We live, the philosopher Heidegger suggested, in the night of the world’s Night—the old gods dead, the new ones not yet arrived. Jim says in his notes: “Once when I lay ill on the banks of the Rio Grande near the Rio Grande Gorge south of Taos, New Mexico, I heard the voice of Finn McCumhaill tell me through the pounding rhythm of the blood in my ears that he had handed me over to the Americas.”
Jim tells us Dagda was the Earth god; Sidhe the huge mounds in the Irish countryside: home of the gods defeated by ancestors of the Gaels. And elsewhere Jim says he took corn woman as his goddess figure after she appeared to him in a dream. I like her image there, on “the other side.”
And from a farther shore, these words in Gustav Sobin’s Luminous Debris seem to echo with a glimpse of Jim’s own paths, both afoot and by the mind’s eye, as he moved among us. Sobin, poet-archeologist, says:
Adrift in a world of semiotic vacuity, lost to ourselves in the midst of so much electronic overload, we’ve begun, as if intuitively, haunting museums, consulting archives, sifting through the apparent detritus of long-ignored vestige. Here in Provence, for instance, each village has generated its own historian; each dilapidated roadside shrine, its own restorer. In default of a viable present, we’ve come to valorize the past as never before. Propelled forward, we’ve turned, quite manifestly, backward, looking for the signs, signatures, and substantiating echoes of a world that underlies our own.
Jim Cody lived there, in the interstice. Most poets I know do. When three years ago, I hosted a poetry reading for Jim at a local java joint, he delighted and stunned us by reciting with his strong voice some ancient Gaelic songpoems he had been translating.

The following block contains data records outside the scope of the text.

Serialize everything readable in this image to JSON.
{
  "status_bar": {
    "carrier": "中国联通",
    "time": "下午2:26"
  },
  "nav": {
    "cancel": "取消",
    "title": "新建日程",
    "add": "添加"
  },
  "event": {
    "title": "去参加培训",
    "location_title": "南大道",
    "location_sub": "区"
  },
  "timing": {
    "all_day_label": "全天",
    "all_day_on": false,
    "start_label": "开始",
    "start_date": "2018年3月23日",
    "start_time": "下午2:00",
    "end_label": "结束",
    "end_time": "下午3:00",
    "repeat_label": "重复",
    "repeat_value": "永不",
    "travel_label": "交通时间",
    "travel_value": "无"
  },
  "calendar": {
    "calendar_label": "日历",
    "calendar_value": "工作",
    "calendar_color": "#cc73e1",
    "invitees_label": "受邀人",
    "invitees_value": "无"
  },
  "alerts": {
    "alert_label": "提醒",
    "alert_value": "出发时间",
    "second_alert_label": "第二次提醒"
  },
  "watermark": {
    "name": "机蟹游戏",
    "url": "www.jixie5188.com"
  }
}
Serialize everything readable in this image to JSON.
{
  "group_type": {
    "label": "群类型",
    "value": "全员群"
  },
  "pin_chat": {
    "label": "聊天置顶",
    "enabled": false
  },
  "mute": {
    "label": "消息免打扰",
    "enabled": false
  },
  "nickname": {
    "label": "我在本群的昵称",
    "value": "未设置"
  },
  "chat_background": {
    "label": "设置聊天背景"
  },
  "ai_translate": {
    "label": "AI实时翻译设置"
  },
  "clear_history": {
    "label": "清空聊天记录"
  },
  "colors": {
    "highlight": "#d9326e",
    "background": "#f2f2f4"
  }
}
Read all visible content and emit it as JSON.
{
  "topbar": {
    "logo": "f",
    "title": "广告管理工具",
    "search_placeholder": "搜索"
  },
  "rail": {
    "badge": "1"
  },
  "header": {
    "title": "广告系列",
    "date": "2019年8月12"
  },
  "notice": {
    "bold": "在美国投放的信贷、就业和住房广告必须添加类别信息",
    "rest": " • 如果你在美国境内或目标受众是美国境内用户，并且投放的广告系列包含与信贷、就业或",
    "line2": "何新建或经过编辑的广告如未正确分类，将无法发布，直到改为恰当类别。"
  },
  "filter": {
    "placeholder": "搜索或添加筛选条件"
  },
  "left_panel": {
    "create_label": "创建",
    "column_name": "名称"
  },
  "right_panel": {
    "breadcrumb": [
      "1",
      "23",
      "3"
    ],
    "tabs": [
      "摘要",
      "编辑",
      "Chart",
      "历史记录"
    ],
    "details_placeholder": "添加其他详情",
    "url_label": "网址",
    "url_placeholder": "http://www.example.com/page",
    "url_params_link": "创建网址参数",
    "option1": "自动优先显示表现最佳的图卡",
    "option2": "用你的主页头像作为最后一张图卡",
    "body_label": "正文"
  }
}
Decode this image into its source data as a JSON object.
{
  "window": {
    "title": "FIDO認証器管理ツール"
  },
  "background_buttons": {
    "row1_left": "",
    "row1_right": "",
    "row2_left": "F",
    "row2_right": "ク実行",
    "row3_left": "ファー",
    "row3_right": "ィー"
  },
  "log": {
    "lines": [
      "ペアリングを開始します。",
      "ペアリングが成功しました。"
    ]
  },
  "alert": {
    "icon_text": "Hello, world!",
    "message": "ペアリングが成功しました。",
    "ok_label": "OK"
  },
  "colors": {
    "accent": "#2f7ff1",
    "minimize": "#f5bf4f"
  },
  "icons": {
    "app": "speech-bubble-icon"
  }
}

The feelings of a Sea-rage his words evoked was potent, undeniable; not knowing meanings but in those sounds, his small audience—young students, mostly—got it. Said one young woman, “That’s about a storm!” And so it was, and so Jim sang then his translation, handing it over to us Americans.
I liked his image that night, his voice and how it carried so much of who he was, and what he knew and how he had, like so many of us, stubbornly nurtured a long won faith in the art of the poem to speak the heart of the man.
Daniel Durham currently lives in West Texas, and is working on a chapbook, Other Songs Other Nights. He hosts occasional poetry reading events for The Wobbling Twilight Revue.